*** Begin section ***
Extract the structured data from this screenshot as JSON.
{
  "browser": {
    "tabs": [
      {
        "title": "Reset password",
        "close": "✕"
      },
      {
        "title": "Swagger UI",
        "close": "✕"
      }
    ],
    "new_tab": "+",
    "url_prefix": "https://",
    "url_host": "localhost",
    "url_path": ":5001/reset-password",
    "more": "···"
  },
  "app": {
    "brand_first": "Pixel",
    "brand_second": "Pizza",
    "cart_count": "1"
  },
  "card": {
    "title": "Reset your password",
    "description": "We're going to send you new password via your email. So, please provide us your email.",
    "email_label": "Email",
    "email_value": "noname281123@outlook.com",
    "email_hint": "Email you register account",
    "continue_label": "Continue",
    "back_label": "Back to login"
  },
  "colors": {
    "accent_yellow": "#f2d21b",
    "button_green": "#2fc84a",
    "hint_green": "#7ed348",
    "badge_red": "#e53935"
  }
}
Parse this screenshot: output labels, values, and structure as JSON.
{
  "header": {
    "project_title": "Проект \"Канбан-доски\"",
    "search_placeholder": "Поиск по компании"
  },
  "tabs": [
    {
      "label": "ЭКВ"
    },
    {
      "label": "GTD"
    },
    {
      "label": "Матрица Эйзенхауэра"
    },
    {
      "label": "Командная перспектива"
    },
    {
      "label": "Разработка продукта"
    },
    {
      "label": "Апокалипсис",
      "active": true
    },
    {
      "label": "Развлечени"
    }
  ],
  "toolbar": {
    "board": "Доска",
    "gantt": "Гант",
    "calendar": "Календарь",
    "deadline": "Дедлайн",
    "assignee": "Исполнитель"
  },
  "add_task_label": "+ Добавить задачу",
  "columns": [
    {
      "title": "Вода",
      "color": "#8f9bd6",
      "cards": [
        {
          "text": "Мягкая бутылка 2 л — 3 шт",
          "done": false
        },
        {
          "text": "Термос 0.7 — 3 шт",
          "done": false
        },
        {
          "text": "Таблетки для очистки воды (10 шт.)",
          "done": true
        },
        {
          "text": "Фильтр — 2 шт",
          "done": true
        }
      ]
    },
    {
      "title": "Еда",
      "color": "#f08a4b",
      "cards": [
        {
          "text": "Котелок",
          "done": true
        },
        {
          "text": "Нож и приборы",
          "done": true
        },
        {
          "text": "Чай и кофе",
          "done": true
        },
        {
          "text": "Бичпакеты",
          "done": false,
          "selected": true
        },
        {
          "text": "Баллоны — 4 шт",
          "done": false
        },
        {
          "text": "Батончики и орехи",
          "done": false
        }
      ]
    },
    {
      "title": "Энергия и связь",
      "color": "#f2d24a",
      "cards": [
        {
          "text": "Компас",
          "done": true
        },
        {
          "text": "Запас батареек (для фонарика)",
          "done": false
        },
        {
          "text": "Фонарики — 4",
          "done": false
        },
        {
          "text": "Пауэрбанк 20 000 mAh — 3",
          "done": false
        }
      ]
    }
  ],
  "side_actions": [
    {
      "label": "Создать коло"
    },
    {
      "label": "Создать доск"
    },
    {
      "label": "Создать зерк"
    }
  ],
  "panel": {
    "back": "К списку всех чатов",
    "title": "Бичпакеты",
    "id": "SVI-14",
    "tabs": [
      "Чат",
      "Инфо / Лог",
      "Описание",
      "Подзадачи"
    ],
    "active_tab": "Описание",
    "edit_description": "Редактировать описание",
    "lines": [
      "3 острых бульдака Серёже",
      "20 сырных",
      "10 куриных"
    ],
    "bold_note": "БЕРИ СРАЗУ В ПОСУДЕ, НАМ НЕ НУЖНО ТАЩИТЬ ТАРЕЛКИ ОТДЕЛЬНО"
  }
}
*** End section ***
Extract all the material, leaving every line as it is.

Extract the structured data from this screenshot as JSON.
{
  "browser": {
    "tabs": [
      {
        "title": "Reset password",
        "close": "✕"
      },
      {
        "title": "Swagger UI",
        "close": "✕"
      }
    ],
    "new_tab": "+",
    "url_prefix": "https://",
    "url_host": "localhost",
    "url_path": ":5001/reset-password",
    "more": "···"
  },
  "app": {
    "brand_first": "Pixel",
    "brand_second": "Pizza",
    "cart_count": "1"
  },
  "card": {
    "title": "Reset your password",
    "description": "We're going to send you new password via your email. So, please provide us your email.",
    "email_label": "Email",
    "email_value": "noname281123@outlook.com",
    "email_hint": "Email you register account",
    "continue_label": "Continue",
    "back_label": "Back to login"
  },
  "colors": {
    "accent_yellow": "#f2d21b",
    "button_green": "#2fc84a",
    "hint_green": "#7ed348",
    "badge_red": "#e53935"
  }
}
Parse this screenshot: output labels, values, and structure as JSON.
{
  "header": {
    "project_title": "Проект \"Канбан-доски\"",
    "search_placeholder": "Поиск по компании"
  },
  "tabs": [
    {
      "label": "ЭКВ"
    },
    {
      "label": "GTD"
    },
    {
      "label": "Матрица Эйзенхауэра"
    },
    {
      "label": "Командная перспектива"
    },
    {
      "label": "Разработка продукта"
    },
    {
      "label": "Апокалипсис",
      "active": true
    },
    {
      "label": "Развлечени"
    }
  ],
  "toolbar": {
    "board": "Доска",
    "gantt": "Гант",
    "calendar": "Календарь",
    "deadline": "Дедлайн",
    "assignee": "Исполнитель"
  },
  "add_task_label": "+ Добавить задачу",
  "columns": [
    {
      "title": "Вода",
      "color": "#8f9bd6",
      "cards": [
        {
          "text": "Мягкая бутылка 2 л — 3 шт",
          "done": false
        },
        {
          "text": "Термос 0.7 — 3 шт",
          "done": false
        },
        {
          "text": "Таблетки для очистки воды (10 шт.)",
          "done": true
        },
        {
          "text": "Фильтр — 2 шт",
          "done": true
        }
      ]
    },
    {
      "title": "Еда",
      "color": "#f08a4b",
      "cards": [
        {
          "text": "Котелок",
          "done": true
        },
        {
          "text": "Нож и приборы",
          "done": true
        },
        {
          "text": "Чай и кофе",
          "done": true
        },
        {
          "text": "Бичпакеты",
          "done": false,
          "selected": true
        },
        {
          "text": "Баллоны — 4 шт",
          "done": false
        },
        {
          "text": "Батончики и орехи",
          "done": false
        }
      ]
    },
    {
      "title": "Энергия и связь",
      "color": "#f2d24a",
      "cards": [
        {
          "text": "Компас",
          "done": true
        },
        {
          "text": "Запас батареек (для фонарика)",
          "done": false
        },
        {
          "text": "Фонарики — 4",
          "done": false
        },
        {
          "text": "Пауэрбанк 20 000 mAh — 3",
          "done": false
        }
      ]
    }
  ],
  "side_actions": [
    {
      "label": "Создать коло"
    },
    {
      "label": "Создать доск"
    },
    {
      "label": "Создать зерк"
    }
  ],
  "panel": {
    "back": "К списку всех чатов",
    "title": "Бичпакеты",
    "id": "SVI-14",
    "tabs": [
      "Чат",
      "Инфо / Лог",
      "Описание",
      "Подзадачи"
    ],
    "active_tab": "Описание",
    "edit_description": "Редактировать описание",
    "lines": [
      "3 острых бульдака Серёже",
      "20 сырных",
      "10 куриных"
    ],
    "bold_note": "БЕРИ СРАЗУ В ПОСУДЕ, НАМ НЕ НУЖНО ТАЩИТЬ ТАРЕЛКИ ОТДЕЛЬНО"
  }
}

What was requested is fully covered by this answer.